“Bishop Barnes realized that immediate, open and honest communications with the people of the Diocese and with the media was the best approach no matter how difficult it was,” recalled Deacon Mike Jelley, who was part of Bishop Barnes’ advisory group and later became the first director of the Office of Charter Initiatives. “In every meeting he never wavered in his determination to serve the needs of survivors, to immediately remove from ministry those for whom a credible accusation was received and to implement training and policies to keep children and young people safe.”  

In 2003, Bishop Barnes made the difficult decision for the Diocese to take legal action against the Archdiocese of Boston over its failure to disclose Shanley’s history of sexual abuse of minors before he came to the Diocese. The  Diocese had been named in a lawsuit by one of Shanley’s victims and sought to have its settlement costs covered by the Archdiocese of Boston.

Further elevating the importance of keeping the local Church’s commitment to preventing abuse, Bishop Barnes established the Diocesan Office of Child and Youth Protection in 2008. The Office has since overseen the Diocese’s comprehensive fingerprinting process, Virtus Safe Environment training, “Restoring Me” Retreat program for victims of abuse and audits for compliance with the national charter.

In 2004, the Diocese of San Bernardino was ranked seventh out of 191 dioceses and archdioceses, nationally, in terms of implementing the Charter requirements.

“We’ve been in compliance with every audit since 2003,” says Elder Samaniego, current Director of the Office of Child and Youth Protection. “It reflects Bishop Barnes’ response to the crisis.

“It wasn’t a payoff, it was his care and personal interest in doing the right thing.”

In 2008, the Diocese entered into a global settlement agreement, along with the Diocese of San Diego and the Archdiocese of Los Angeles, paying $18.2 million to 19 different victims of abuse.

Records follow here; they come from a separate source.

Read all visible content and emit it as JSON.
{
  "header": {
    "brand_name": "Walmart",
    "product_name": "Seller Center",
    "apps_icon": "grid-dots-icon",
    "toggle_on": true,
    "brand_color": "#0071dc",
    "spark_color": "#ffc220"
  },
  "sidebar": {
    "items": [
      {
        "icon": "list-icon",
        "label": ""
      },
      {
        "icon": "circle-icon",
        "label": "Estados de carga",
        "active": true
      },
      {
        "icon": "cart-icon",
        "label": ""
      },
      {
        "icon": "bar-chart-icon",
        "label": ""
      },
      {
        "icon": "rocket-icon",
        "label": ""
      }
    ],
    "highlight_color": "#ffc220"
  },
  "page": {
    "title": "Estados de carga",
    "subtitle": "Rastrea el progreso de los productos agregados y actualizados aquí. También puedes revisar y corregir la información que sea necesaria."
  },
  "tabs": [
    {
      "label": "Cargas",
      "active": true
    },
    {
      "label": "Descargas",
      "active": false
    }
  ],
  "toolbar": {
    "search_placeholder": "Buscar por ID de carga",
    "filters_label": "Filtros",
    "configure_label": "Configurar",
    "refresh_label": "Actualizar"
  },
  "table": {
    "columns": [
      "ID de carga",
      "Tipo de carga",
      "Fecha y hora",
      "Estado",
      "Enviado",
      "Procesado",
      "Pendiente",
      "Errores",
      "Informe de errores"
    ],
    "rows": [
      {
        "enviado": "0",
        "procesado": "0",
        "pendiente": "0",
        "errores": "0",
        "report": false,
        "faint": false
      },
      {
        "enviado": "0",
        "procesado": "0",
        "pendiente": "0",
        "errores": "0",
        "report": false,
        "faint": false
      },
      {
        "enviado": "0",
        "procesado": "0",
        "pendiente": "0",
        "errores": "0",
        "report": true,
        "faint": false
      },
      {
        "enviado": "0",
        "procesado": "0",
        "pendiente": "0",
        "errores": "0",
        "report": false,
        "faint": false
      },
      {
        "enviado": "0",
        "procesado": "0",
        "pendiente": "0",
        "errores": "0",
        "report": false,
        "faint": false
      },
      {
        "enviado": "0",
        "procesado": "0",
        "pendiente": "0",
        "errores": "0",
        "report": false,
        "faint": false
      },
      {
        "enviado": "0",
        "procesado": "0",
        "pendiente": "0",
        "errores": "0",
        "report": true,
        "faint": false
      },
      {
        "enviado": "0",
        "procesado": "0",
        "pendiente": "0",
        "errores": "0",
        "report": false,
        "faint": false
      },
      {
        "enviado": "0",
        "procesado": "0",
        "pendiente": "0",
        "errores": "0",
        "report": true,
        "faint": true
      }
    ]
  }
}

As the Diocese continued to carry out its ministry of child and youth protection, the abuse scandal hit a second wave in 2018 with the release of a staggering Pennsylvania Grand Jury report of past clergy sexual abuse in the state, and the revelation of multiple allegations of past sexual abuse of minors and adults by high-ranking Cardinal Theodore McCarrick.

In August of that year Bishop Barnes convened a meeting of the priests and deacons of the diocese, the Council of Religious Sisters, members of the Diocesan Review Board, seminarians and lay directors of diocesan offices. They discussed potential local responses to the crisis. One was releasing publicly the names of all priests credibly accused of sexual abuse of minors in the history of the Diocese.

In October 2018 the Diocese became one of the first few dozen in the U.S. to publish its list of credibly accused priests.

“In this difficult time, I want to be open, honest and accountable to the Catholic faithful and all people of goodwill,” Bishop Barnes said in a video message announcing the release of the list. “I again offer my apologies and my deepest regrets to those who were victimized by the men on this list and to all the faithful of the Diocese who have been scandalized by this shameful chapter in our Church’s history.”

The following year Bishop Barnes led the Diocese to participate in the statewide Independent Compensation Program (ICP) for Victims of Sexual Abuse by Diocesan Priests. The program, which involved six dioceses in California, offered any victim/survivor of childhood sexual abuse by a diocesan priest the opportunity to seek a non-adversarial resolution, regardless of when the abuse had occurred. Third-party mediators administered the ICP, which was meant to give victims an alternative to litigation. When the ICP program closed in August 2021, the Diocese had paid 15 claims totaling $2.2 million.

The painful abuse scandal remains present in the life of the local Church but so, too, the vigilance of the Diocese to protect children and prevent future abuses. “It is an article of our faith that out of great pain and trial can eventually come God’s blessings. Que no hay mal que por bien no venga,” Bishop Barnes said in 2018 when he bestowed his Amar Es Entregarse Award on the Office of Child and Youth Protection. “This is the story of our Diocesan Office of Child and Youth Protection.”